One of our credible sources who has been working with us on Ceesay situation has told The Fatu Network that the State is refusing anyone to have access to the journalist either directly or indirectly. One of the sources who saw Alhagie Ceesay on his hospital bed said the journalist was gravely ill. This was also confirmed by loved ones and his media colleagues who saw him few days ago.
But apparently even our sources within the security network have all declined to make a tacit comment about Alhagie’s situation. Interestingly, Journalist Alhagie Ceesay has not been seen since his release from hospital a few days ago.
The family is said to be seriously concerned about Alhagie’s situation and that they have solicited support to prevail on The Gambia Government to get him released. There are also concerns that his health condition might have deteriorated so badly that the prison authorities are not allowing anyone to have access to him.
When contacted for reaction, Jeffrey Smith, an international human rights consultant who has worked closely with Gambian activists said “That Alagie Ceesay remains arbitrarily detained after nine months is both a monumental injustice and entirely unsurprising. The Jammeh regime has proven itself over the course of more than two decades that it cares little for the basic human rights of Gambians, least of which journalists and perceived dissidents in the country”. Smith added that “In fact, today, April 10, is the anniversary of the year 2000 student massacre in which Gambian security forces opened fire on peaceful protesters, killing 14 youths. If the Gambian security apparatus brazenly guns down people in broad daylight, one can imagine the terror being inflicted on Alagie Ceesay behind prison walls”.
Alhagie’s case is a stark reminder of the brutal realities of life in this impoverished country of 1.8 million inhabitants, and journalists have undoubtedly taken the brunt of the madness – President Yahya Jammeh, it seems has truly made good on his promise that “They talk about rights, human rights, and freedom of the press, and say that this country is a hell for journalists. There are freedoms and responsibilities. The journalists are less than 1 percent of the population, and if anybody expects me to allow less than 1 percent of the population to destroy 99 percent of the population, you are in the wrong place.” The Gambia is branded by Human Rights and journalist rights groups as the worst country for journalists – none like it in Africa. Since his coming to power in a military coup in 1994, hundreds of journalists have fled, essentially wiping the entire country of any semblance of an independent press. Except for Foroyaa Newspaper whose journalists write under the shied of the opposition PDOIS political party, none other dares even highlight the cases of missing, killed, tortured, illegally detained, and disappeared Gambians in whose circumstance the government is suspected to have had a hand.
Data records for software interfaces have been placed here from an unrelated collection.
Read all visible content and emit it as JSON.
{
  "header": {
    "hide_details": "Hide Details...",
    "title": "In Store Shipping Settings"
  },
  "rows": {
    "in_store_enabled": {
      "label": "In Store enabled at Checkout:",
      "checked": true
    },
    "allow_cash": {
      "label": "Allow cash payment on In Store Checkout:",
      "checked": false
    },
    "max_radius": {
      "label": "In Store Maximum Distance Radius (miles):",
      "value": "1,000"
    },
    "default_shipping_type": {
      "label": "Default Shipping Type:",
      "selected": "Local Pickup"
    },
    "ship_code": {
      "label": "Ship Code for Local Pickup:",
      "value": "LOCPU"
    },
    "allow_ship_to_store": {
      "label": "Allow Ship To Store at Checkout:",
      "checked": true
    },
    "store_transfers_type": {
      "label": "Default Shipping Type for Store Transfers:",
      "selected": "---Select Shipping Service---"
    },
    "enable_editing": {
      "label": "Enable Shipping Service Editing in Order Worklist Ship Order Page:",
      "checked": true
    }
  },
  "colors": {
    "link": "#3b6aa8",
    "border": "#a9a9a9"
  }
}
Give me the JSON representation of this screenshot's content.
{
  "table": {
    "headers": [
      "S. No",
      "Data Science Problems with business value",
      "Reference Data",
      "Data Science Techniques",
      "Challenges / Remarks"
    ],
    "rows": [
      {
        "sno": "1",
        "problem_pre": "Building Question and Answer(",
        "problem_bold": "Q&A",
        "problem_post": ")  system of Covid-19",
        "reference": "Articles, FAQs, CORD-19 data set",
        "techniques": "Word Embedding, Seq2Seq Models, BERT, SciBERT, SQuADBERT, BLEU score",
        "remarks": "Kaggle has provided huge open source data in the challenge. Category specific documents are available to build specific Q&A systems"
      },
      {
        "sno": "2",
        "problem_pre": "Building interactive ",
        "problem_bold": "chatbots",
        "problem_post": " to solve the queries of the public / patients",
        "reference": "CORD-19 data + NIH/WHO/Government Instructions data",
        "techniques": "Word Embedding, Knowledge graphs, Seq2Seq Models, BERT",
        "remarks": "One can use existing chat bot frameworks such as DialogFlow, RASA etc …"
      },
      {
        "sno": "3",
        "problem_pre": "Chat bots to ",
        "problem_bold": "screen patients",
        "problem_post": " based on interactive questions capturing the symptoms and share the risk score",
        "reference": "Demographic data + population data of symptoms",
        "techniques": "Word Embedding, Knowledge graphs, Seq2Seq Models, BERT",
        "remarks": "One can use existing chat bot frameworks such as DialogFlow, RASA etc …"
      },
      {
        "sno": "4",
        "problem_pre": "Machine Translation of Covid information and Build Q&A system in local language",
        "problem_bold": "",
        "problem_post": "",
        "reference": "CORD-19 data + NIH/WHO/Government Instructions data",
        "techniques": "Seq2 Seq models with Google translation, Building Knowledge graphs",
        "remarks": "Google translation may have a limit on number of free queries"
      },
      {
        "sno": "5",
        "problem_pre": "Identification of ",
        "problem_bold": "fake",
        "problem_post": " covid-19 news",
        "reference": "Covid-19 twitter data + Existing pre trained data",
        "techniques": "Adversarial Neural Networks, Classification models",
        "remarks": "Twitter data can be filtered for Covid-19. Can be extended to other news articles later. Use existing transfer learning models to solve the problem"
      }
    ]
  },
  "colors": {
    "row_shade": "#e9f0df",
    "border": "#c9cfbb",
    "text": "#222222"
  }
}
The ones that fled are the lucky ones – renown journalist Deyda Hydara and journalist Ebrima Chief Manneh were not so lucky – the former was murdered in cold blood while the latter’s disappearance has still not been solved, Yahya Jammeh’s involvement in both crimes being pretty all but confirmed at this point.
The Fatu Network is monitoring the situation and will keep you all posted.